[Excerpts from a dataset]
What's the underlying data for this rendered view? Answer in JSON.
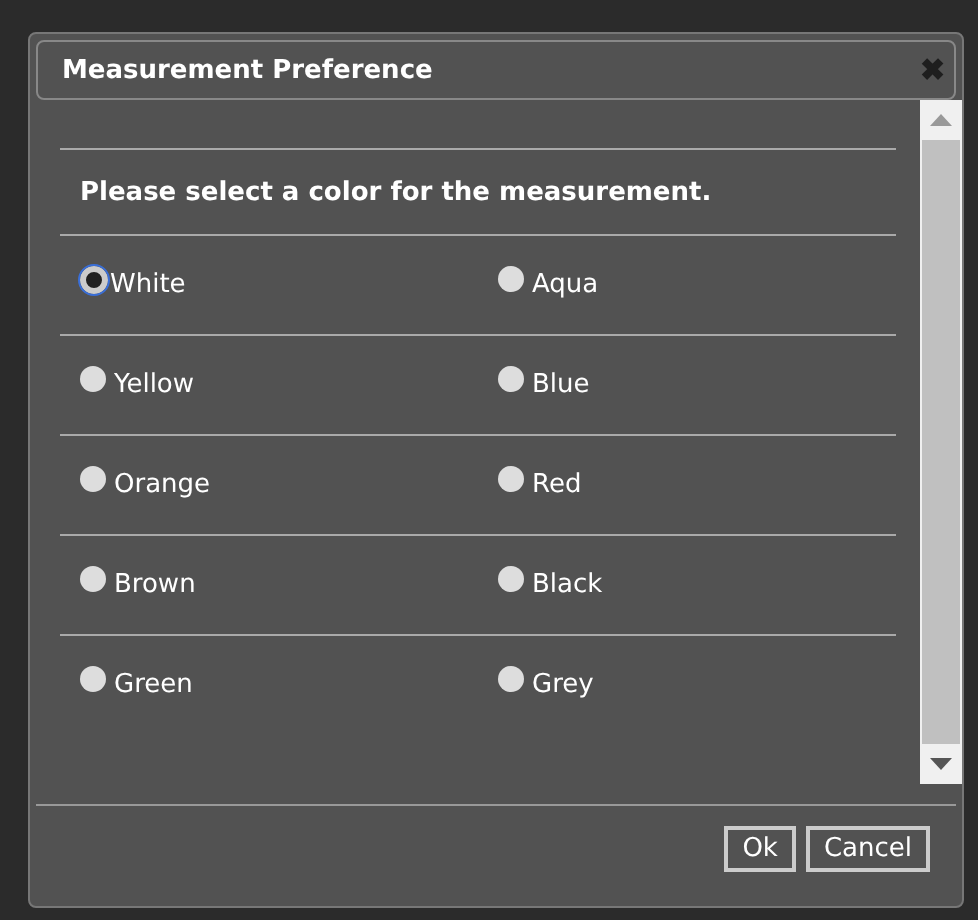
{
  "dialog": {
    "title": "Measurement Preference",
    "close": "✖",
    "prompt": "Please select a color for the measurement.",
    "options": [
      {
        "label": "White",
        "selected": true
      },
      {
        "label": "Aqua",
        "selected": false
      },
      {
        "label": "Yellow",
        "selected": false
      },
      {
        "label": "Blue",
        "selected": false
      },
      {
        "label": "Orange",
        "selected": false
      },
      {
        "label": "Red",
        "selected": false
      },
      {
        "label": "Brown",
        "selected": false
      },
      {
        "label": "Black",
        "selected": false
      },
      {
        "label": "Green",
        "selected": false
      },
      {
        "label": "Grey",
        "selected": false
      }
    ],
    "buttons": [
      "Ok",
      "Cancel"
    ]
  }
}
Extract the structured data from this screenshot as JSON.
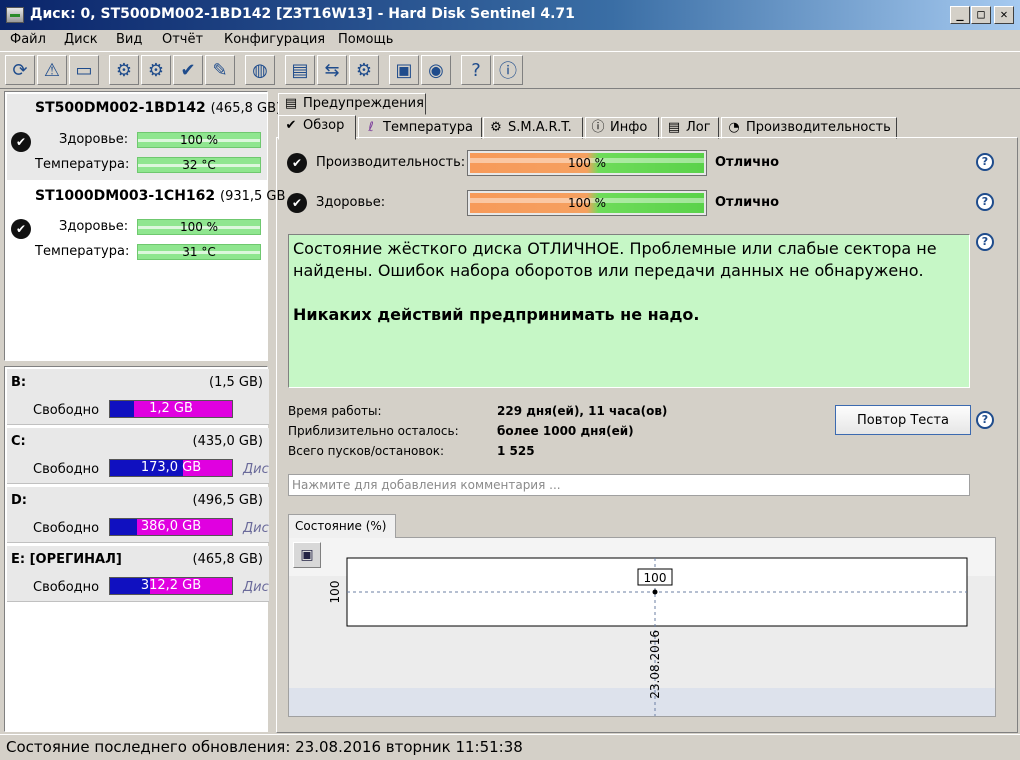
{
  "window": {
    "title": "Диск: 0, ST500DM002-1BD142 [Z3T16W13]  -  Hard Disk Sentinel 4.71",
    "minimize": "_",
    "maximize": "□",
    "close": "✕"
  },
  "menu": [
    "Файл",
    "Диск",
    "Вид",
    "Отчёт",
    "Конфигурация",
    "Помощь"
  ],
  "toolbar_icons": [
    "refresh-icon",
    "alert-icon",
    "disk-icon",
    "disk-test-icon",
    "disk-scan-icon",
    "disk-ok-icon",
    "disk-tools-icon",
    "globe-icon",
    "report-icon",
    "copy-icon",
    "disk-network-icon",
    "monitor-icon",
    "sound-icon",
    "help-icon",
    "info-icon"
  ],
  "disks": [
    {
      "name": "ST500DM002-1BD142",
      "size": "(465,8 GB)",
      "health_label": "Здоровье:",
      "health": "100 %",
      "temp_label": "Температура:",
      "temp": "32 °C"
    },
    {
      "name": "ST1000DM003-1CH162",
      "size": "(931,5 GB",
      "health_label": "Здоровье:",
      "health": "100 %",
      "temp_label": "Температура:",
      "temp": "31 °C"
    }
  ],
  "volumes": [
    {
      "letter": "B:",
      "size": "(1,5 GB)",
      "free_label": "Свободно",
      "free": "1,2 GB",
      "free_pct": 0.2,
      "extra": ""
    },
    {
      "letter": "C:",
      "size": "(435,0 GB)",
      "free_label": "Свободно",
      "free": "173,0 GB",
      "free_pct": 0.6,
      "extra": "Дис"
    },
    {
      "letter": "D:",
      "size": "(496,5 GB)",
      "free_label": "Свободно",
      "free": "386,0 GB",
      "free_pct": 0.22,
      "extra": "Дис"
    },
    {
      "letter": "E: [ОРЕГИНАЛ]",
      "size": "(465,8 GB)",
      "free_label": "Свободно",
      "free": "312,2 GB",
      "free_pct": 0.33,
      "extra": "Дис"
    }
  ],
  "tabs": {
    "warnings": "Предупреждения",
    "overview": "Обзор",
    "temperature": "Температура",
    "smart": "S.M.A.R.T.",
    "info": "Инфо",
    "log": "Лог",
    "performance": "Производительность"
  },
  "overview": {
    "performance_label": "Производительность:",
    "performance_value": "100 %",
    "performance_status": "Отлично",
    "health_label": "Здоровье:",
    "health_value": "100 %",
    "health_status": "Отлично",
    "status_text": "Состояние жёсткого диска ОТЛИЧНОЕ. Проблемные или слабые сектора не найдены. Ошибок набора оборотов или передачи данных не обнаружено.",
    "advice_text": "Никаких действий предпринимать не надо.",
    "uptime_label": "Время работы:",
    "uptime_value": "229 дня(ей), 11 часа(ов)",
    "remaining_label": "Приблизительно осталось:",
    "remaining_value": "более 1000 дня(ей)",
    "starts_label": "Всего пусков/остановок:",
    "starts_value": "1 525",
    "retest_button": "Повтор Теста",
    "comment_placeholder": "Нажмите для добавления комментария ...",
    "help": "?"
  },
  "chart_tab": "Состояние (%)",
  "chart_data": {
    "type": "line",
    "x": [
      "23.08.2016"
    ],
    "series": [
      {
        "values": [
          100
        ]
      }
    ],
    "ytick": "100",
    "point_label": "100",
    "xtick": "23.08.2016"
  },
  "statusbar": "Состояние последнего обновления: 23.08.2016 вторник 11:51:38"
}
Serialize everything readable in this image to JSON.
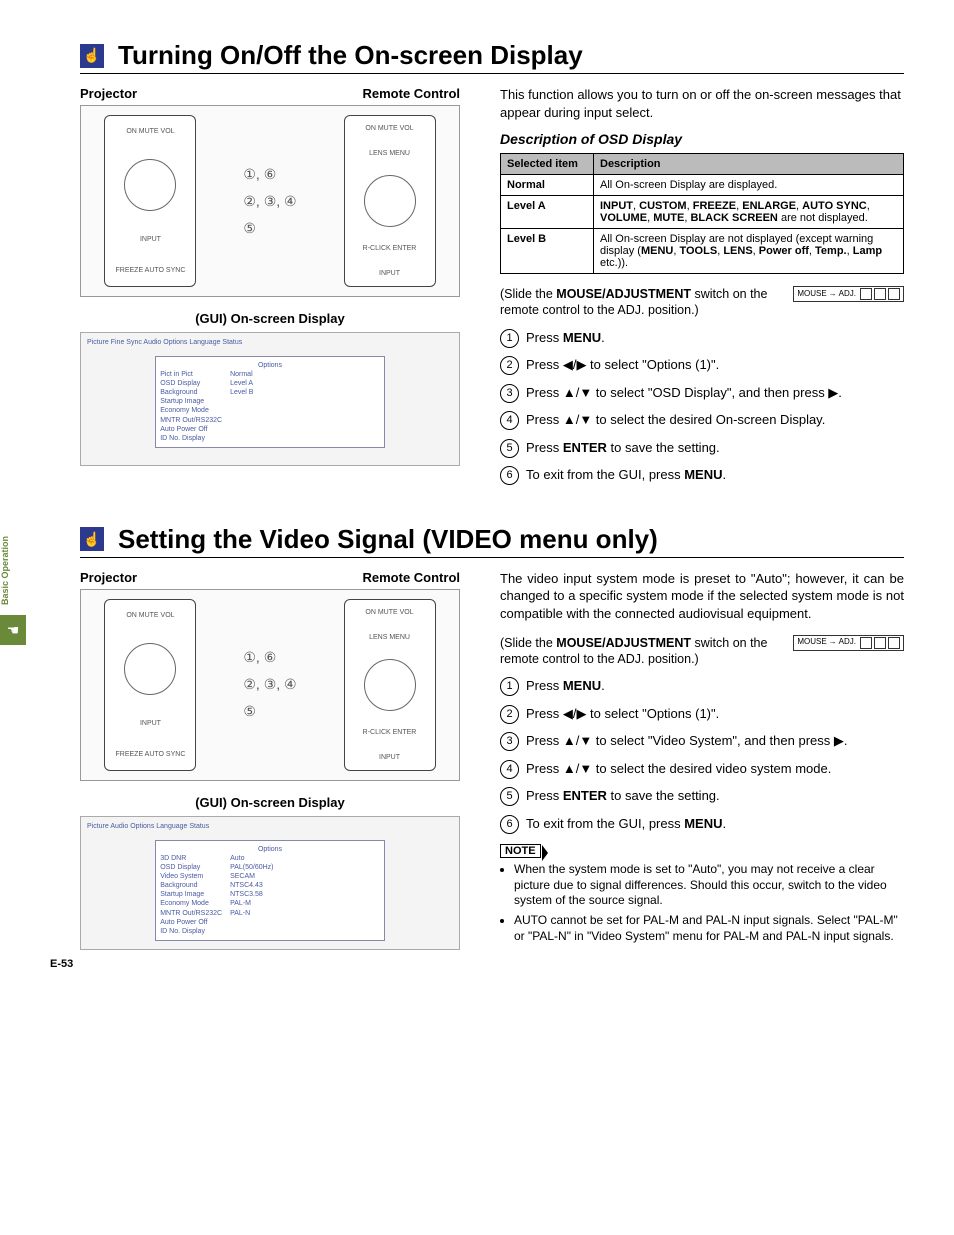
{
  "sideTab": {
    "label": "Basic Operation"
  },
  "section1": {
    "title": "Turning On/Off the On-screen Display",
    "diagramLeft": "Projector",
    "diagramRight": "Remote Control",
    "callout1": "①, ⑥",
    "callout2": "②, ③, ④",
    "callout3": "⑤",
    "guiLabel": "(GUI) On-screen Display",
    "intro": "This function allows you to turn on or off the on-screen messages that appear during input select.",
    "subhead": "Description of OSD Display",
    "table": {
      "h1": "Selected item",
      "h2": "Description",
      "rows": [
        {
          "c1": "Normal",
          "c2": "All On-screen Display are displayed."
        },
        {
          "c1": "Level A",
          "c2": "INPUT, CUSTOM, FREEZE, ENLARGE, AUTO SYNC, VOLUME, MUTE, BLACK SCREEN are not displayed.",
          "bold": true
        },
        {
          "c1": "Level B",
          "c2": "All On-screen Display are not displayed (except warning display (MENU, TOOLS, LENS, Power off, Temp., Lamp etc.))."
        }
      ]
    },
    "slideNote_a": "(Slide the ",
    "slideNote_b": "MOUSE/ADJUSTMENT",
    "slideNote_c": " switch on the remote control to the ADJ. position.)",
    "switchLabel1": "MOUSE",
    "switchLabel2": "ADJ.",
    "steps": [
      {
        "pre": "Press ",
        "b": "MENU",
        "post": "."
      },
      {
        "pre": "Press ◀/▶ to select \"Options (1)\"."
      },
      {
        "pre": "Press ▲/▼ to select \"OSD Display\", and then press ▶."
      },
      {
        "pre": "Press ▲/▼ to select the desired On-screen Display."
      },
      {
        "pre": "Press ",
        "b": "ENTER",
        "post": " to save the setting."
      },
      {
        "pre": "To exit from the GUI, press ",
        "b": "MENU",
        "post": "."
      }
    ]
  },
  "section2": {
    "title": "Setting the Video Signal (VIDEO menu only)",
    "diagramLeft": "Projector",
    "diagramRight": "Remote Control",
    "callout1": "①, ⑥",
    "callout2": "②, ③, ④",
    "callout3": "⑤",
    "guiLabel": "(GUI) On-screen Display",
    "intro": "The video input system mode is preset to \"Auto\"; however, it can be changed to a specific system mode if the selected system mode is not compatible with the connected audiovisual equipment.",
    "slideNote_a": "(Slide the ",
    "slideNote_b": "MOUSE/ADJUSTMENT",
    "slideNote_c": " switch on the remote control to the ADJ. position.)",
    "steps": [
      {
        "pre": "Press ",
        "b": "MENU",
        "post": "."
      },
      {
        "pre": "Press ◀/▶ to select \"Options (1)\"."
      },
      {
        "pre": "Press ▲/▼ to select \"Video System\", and then press ▶."
      },
      {
        "pre": "Press ▲/▼ to select the desired video system mode."
      },
      {
        "pre": "Press ",
        "b": "ENTER",
        "post": " to save the setting."
      },
      {
        "pre": "To exit from the GUI, press ",
        "b": "MENU",
        "post": "."
      }
    ],
    "noteLabel": "NOTE",
    "notes": [
      "When the system mode is set to \"Auto\", you may not receive a clear picture due to signal differences. Should this occur, switch to the video system of the source signal.",
      "AUTO cannot be set for PAL-M and PAL-N input signals. Select \"PAL-M\" or \"PAL-N\" in \"Video System\" menu for PAL-M and PAL-N input signals."
    ]
  },
  "pageNum": "E-53",
  "guiMenu1": {
    "tabs": "Picture  Fine Sync  Audio          Options  Language  Status",
    "header": "Options",
    "items": [
      "Pict in Pict",
      "OSD Display",
      "Background",
      "Startup Image",
      "Economy Mode",
      "MNTR Out/RS232C",
      "Auto Power Off",
      "ID No. Display"
    ],
    "side": [
      "Normal",
      "Level A",
      "Level B"
    ]
  },
  "guiMenu2": {
    "tabs": "Picture  Audio                Options  Language  Status",
    "header": "Options",
    "items": [
      "3D DNR",
      "OSD Display",
      "Video System",
      "Background",
      "Startup Image",
      "Economy Mode",
      "MNTR Out/RS232C",
      "Auto Power Off",
      "ID No. Display"
    ],
    "side": [
      "Auto",
      "PAL(50/60Hz)",
      "SECAM",
      "NTSC4.43",
      "NTSC3.58",
      "PAL-M",
      "PAL-N"
    ]
  }
}
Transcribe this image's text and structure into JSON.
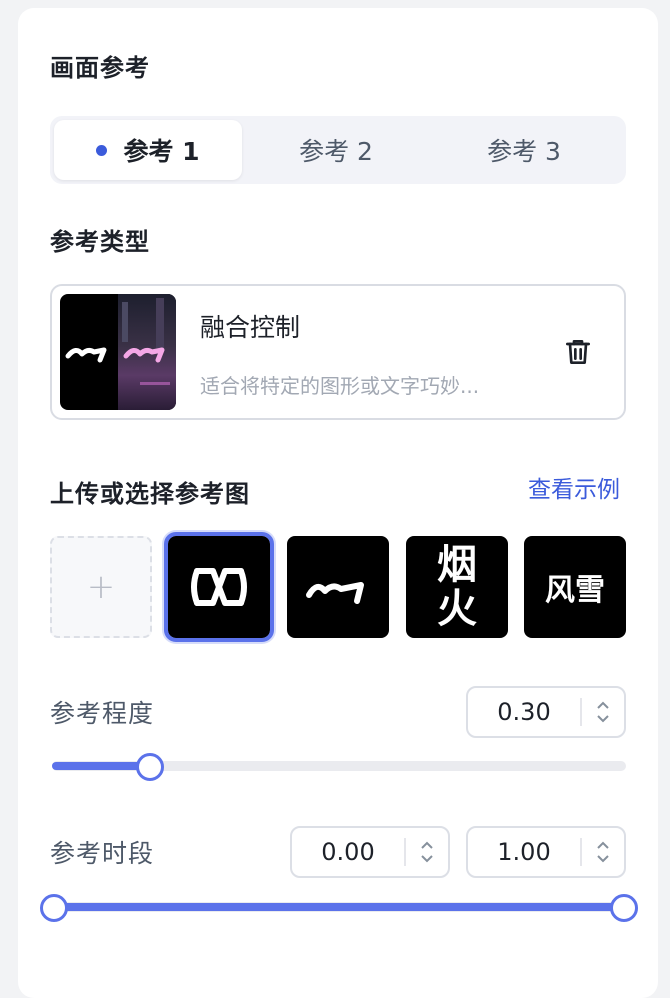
{
  "section": {
    "title": "画面参考",
    "tabs": [
      {
        "label": "参考 1",
        "active": true
      },
      {
        "label": "参考 2",
        "active": false
      },
      {
        "label": "参考 3",
        "active": false
      }
    ]
  },
  "ref_type": {
    "label": "参考类型",
    "card": {
      "title": "融合控制",
      "description": "适合将特定的图形或文字巧妙..."
    }
  },
  "upload": {
    "label": "上传或选择参考图",
    "example_link": "查看示例",
    "add_symbol": "+",
    "tiles": [
      {
        "name": "fusion-logo-icon",
        "selected": true
      },
      {
        "name": "signature-logo-icon",
        "selected": false
      },
      {
        "name": "yanhuo-text",
        "text": "烟火",
        "selected": false
      },
      {
        "name": "fengxue-text",
        "text": "风雪",
        "selected": false
      }
    ]
  },
  "strength": {
    "label": "参考程度",
    "value": "0.30",
    "slider_fraction": 0.15
  },
  "period": {
    "label": "参考时段",
    "start": "0.00",
    "end": "1.00",
    "range_fraction": [
      0.0,
      1.0
    ]
  },
  "colors": {
    "accent": "#5b72ea",
    "tab_dot": "#3b5bdb",
    "link": "#3b5bdb"
  }
}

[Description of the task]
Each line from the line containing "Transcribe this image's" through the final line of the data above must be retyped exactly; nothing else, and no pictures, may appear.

[Answer box]
Transcribe this image's text and structure into JSON.
{
  "section": {
    "title": "画面参考",
    "tabs": [
      {
        "label": "参考 1",
        "active": true
      },
      {
        "label": "参考 2",
        "active": false
      },
      {
        "label": "参考 3",
        "active": false
      }
    ]
  },
  "ref_type": {
    "label": "参考类型",
    "card": {
      "title": "融合控制",
      "description": "适合将特定的图形或文字巧妙..."
    }
  },
  "upload": {
    "label": "上传或选择参考图",
    "example_link": "查看示例",
    "add_symbol": "+",
    "tiles": [
      {
        "name": "fusion-logo-icon",
        "selected": true
      },
      {
        "name": "signature-logo-icon",
        "selected": false
      },
      {
        "name": "yanhuo-text",
        "text": "烟火",
        "selected": false
      },
      {
        "name": "fengxue-text",
        "text": "风雪",
        "selected": false
      }
    ]
  },
  "strength": {
    "label": "参考程度",
    "value": "0.30",
    "slider_fraction": 0.15
  },
  "period": {
    "label": "参考时段",
    "start": "0.00",
    "end": "1.00",
    "range_fraction": [
      0.0,
      1.0
    ]
  },
  "colors": {
    "accent": "#5b72ea",
    "tab_dot": "#3b5bdb",
    "link": "#3b5bdb"
  }
}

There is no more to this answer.